• _Your task_
Please retype the data below in full.

• _Input_
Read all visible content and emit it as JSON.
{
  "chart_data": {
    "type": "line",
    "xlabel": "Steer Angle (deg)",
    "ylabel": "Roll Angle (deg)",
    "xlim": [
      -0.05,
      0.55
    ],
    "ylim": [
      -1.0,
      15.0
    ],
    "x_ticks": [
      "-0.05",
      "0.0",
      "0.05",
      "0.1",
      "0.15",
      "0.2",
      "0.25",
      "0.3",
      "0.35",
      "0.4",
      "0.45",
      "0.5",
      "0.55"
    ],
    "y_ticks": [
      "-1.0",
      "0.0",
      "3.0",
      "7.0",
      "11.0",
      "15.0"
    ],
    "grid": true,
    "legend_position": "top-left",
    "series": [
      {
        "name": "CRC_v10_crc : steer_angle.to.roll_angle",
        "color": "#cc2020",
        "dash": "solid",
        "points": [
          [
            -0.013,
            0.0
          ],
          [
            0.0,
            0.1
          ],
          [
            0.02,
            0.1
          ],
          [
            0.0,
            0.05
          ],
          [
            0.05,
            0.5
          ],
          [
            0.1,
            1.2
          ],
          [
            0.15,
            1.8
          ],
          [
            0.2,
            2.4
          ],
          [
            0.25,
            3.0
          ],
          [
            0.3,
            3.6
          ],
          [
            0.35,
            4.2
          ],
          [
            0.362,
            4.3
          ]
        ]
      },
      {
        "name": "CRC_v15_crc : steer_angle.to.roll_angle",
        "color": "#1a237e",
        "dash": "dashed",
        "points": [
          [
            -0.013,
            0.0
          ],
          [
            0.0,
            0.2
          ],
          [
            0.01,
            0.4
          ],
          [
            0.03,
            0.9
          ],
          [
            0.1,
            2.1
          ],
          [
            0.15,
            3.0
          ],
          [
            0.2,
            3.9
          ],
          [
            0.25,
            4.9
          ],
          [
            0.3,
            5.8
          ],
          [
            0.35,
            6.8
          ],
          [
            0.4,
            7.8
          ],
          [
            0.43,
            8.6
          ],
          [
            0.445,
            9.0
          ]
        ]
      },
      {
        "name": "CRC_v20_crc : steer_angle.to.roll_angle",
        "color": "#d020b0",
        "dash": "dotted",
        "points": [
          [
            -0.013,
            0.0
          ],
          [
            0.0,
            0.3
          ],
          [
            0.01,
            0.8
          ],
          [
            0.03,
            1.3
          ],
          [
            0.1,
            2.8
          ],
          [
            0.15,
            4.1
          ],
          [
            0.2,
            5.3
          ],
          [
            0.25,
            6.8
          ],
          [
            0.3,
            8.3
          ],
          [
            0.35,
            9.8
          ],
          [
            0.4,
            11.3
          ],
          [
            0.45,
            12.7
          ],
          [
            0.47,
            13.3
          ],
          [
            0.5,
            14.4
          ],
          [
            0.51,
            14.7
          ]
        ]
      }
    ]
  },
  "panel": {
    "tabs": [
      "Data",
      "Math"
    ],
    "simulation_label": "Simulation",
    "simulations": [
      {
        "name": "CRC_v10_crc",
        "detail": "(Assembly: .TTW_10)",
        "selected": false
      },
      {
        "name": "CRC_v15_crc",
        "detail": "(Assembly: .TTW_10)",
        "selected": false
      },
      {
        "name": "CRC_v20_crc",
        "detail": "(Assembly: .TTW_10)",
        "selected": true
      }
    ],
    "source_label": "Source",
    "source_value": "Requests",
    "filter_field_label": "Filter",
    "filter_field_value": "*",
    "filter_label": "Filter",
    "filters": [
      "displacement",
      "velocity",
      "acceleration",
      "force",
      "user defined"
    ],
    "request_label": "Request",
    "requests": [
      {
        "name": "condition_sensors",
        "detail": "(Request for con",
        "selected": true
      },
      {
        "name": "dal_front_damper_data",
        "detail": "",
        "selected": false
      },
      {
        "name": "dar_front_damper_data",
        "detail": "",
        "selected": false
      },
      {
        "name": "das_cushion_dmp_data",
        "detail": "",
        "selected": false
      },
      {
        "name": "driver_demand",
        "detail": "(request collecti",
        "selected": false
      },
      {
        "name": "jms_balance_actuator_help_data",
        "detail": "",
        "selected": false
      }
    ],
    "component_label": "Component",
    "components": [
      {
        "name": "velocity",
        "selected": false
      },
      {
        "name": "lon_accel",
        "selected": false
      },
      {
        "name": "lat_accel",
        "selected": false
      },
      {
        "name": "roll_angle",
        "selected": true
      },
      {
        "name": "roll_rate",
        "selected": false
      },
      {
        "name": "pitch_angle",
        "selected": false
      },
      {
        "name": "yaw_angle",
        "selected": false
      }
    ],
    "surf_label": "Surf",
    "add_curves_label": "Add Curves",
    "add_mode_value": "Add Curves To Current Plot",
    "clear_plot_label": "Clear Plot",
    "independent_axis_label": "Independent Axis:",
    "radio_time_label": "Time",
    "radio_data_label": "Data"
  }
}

• _Answer space_
Read all visible content and emit it as JSON.
{
  "chart_data": {
    "type": "line",
    "xlabel": "Steer Angle (deg)",
    "ylabel": "Roll Angle (deg)",
    "xlim": [
      -0.05,
      0.55
    ],
    "ylim": [
      -1.0,
      15.0
    ],
    "x_ticks": [
      "-0.05",
      "0.0",
      "0.05",
      "0.1",
      "0.15",
      "0.2",
      "0.25",
      "0.3",
      "0.35",
      "0.4",
      "0.45",
      "0.5",
      "0.55"
    ],
    "y_ticks": [
      "-1.0",
      "0.0",
      "3.0",
      "7.0",
      "11.0",
      "15.0"
    ],
    "grid": true,
    "legend_position": "top-left",
    "series": [
      {
        "name": "CRC_v10_crc : steer_angle.to.roll_angle",
        "color": "#cc2020",
        "dash": "solid",
        "points": [
          [
            -0.013,
            0.0
          ],
          [
            0.0,
            0.1
          ],
          [
            0.02,
            0.1
          ],
          [
            0.0,
            0.05
          ],
          [
            0.05,
            0.5
          ],
          [
            0.1,
            1.2
          ],
          [
            0.15,
            1.8
          ],
          [
            0.2,
            2.4
          ],
          [
            0.25,
            3.0
          ],
          [
            0.3,
            3.6
          ],
          [
            0.35,
            4.2
          ],
          [
            0.362,
            4.3
          ]
        ]
      },
      {
        "name": "CRC_v15_crc : steer_angle.to.roll_angle",
        "color": "#1a237e",
        "dash": "dashed",
        "points": [
          [
            -0.013,
            0.0
          ],
          [
            0.0,
            0.2
          ],
          [
            0.01,
            0.4
          ],
          [
            0.03,
            0.9
          ],
          [
            0.1,
            2.1
          ],
          [
            0.15,
            3.0
          ],
          [
            0.2,
            3.9
          ],
          [
            0.25,
            4.9
          ],
          [
            0.3,
            5.8
          ],
          [
            0.35,
            6.8
          ],
          [
            0.4,
            7.8
          ],
          [
            0.43,
            8.6
          ],
          [
            0.445,
            9.0
          ]
        ]
      },
      {
        "name": "CRC_v20_crc : steer_angle.to.roll_angle",
        "color": "#d020b0",
        "dash": "dotted",
        "points": [
          [
            -0.013,
            0.0
          ],
          [
            0.0,
            0.3
          ],
          [
            0.01,
            0.8
          ],
          [
            0.03,
            1.3
          ],
          [
            0.1,
            2.8
          ],
          [
            0.15,
            4.1
          ],
          [
            0.2,
            5.3
          ],
          [
            0.25,
            6.8
          ],
          [
            0.3,
            8.3
          ],
          [
            0.35,
            9.8
          ],
          [
            0.4,
            11.3
          ],
          [
            0.45,
            12.7
          ],
          [
            0.47,
            13.3
          ],
          [
            0.5,
            14.4
          ],
          [
            0.51,
            14.7
          ]
        ]
      }
    ]
  },
  "panel": {
    "tabs": [
      "Data",
      "Math"
    ],
    "simulation_label": "Simulation",
    "simulations": [
      {
        "name": "CRC_v10_crc",
        "detail": "(Assembly: .TTW_10)",
        "selected": false
      },
      {
        "name": "CRC_v15_crc",
        "detail": "(Assembly: .TTW_10)",
        "selected": false
      },
      {
        "name": "CRC_v20_crc",
        "detail": "(Assembly: .TTW_10)",
        "selected": true
      }
    ],
    "source_label": "Source",
    "source_value": "Requests",
    "filter_field_label": "Filter",
    "filter_field_value": "*",
    "filter_label": "Filter",
    "filters": [
      "displacement",
      "velocity",
      "acceleration",
      "force",
      "user defined"
    ],
    "request_label": "Request",
    "requests": [
      {
        "name": "condition_sensors",
        "detail": "(Request for con",
        "selected": true
      },
      {
        "name": "dal_front_damper_data",
        "detail": "",
        "selected": false
      },
      {
        "name": "dar_front_damper_data",
        "detail": "",
        "selected": false
      },
      {
        "name": "das_cushion_dmp_data",
        "detail": "",
        "selected": false
      },
      {
        "name": "driver_demand",
        "detail": "(request collecti",
        "selected": false
      },
      {
        "name": "jms_balance_actuator_help_data",
        "detail": "",
        "selected": false
      }
    ],
    "component_label": "Component",
    "components": [
      {
        "name": "velocity",
        "selected": false
      },
      {
        "name": "lon_accel",
        "selected": false
      },
      {
        "name": "lat_accel",
        "selected": false
      },
      {
        "name": "roll_angle",
        "selected": true
      },
      {
        "name": "roll_rate",
        "selected": false
      },
      {
        "name": "pitch_angle",
        "selected": false
      },
      {
        "name": "yaw_angle",
        "selected": false
      }
    ],
    "surf_label": "Surf",
    "add_curves_label": "Add Curves",
    "add_mode_value": "Add Curves To Current Plot",
    "clear_plot_label": "Clear Plot",
    "independent_axis_label": "Independent Axis:",
    "radio_time_label": "Time",
    "radio_data_label": "Data"
  }
}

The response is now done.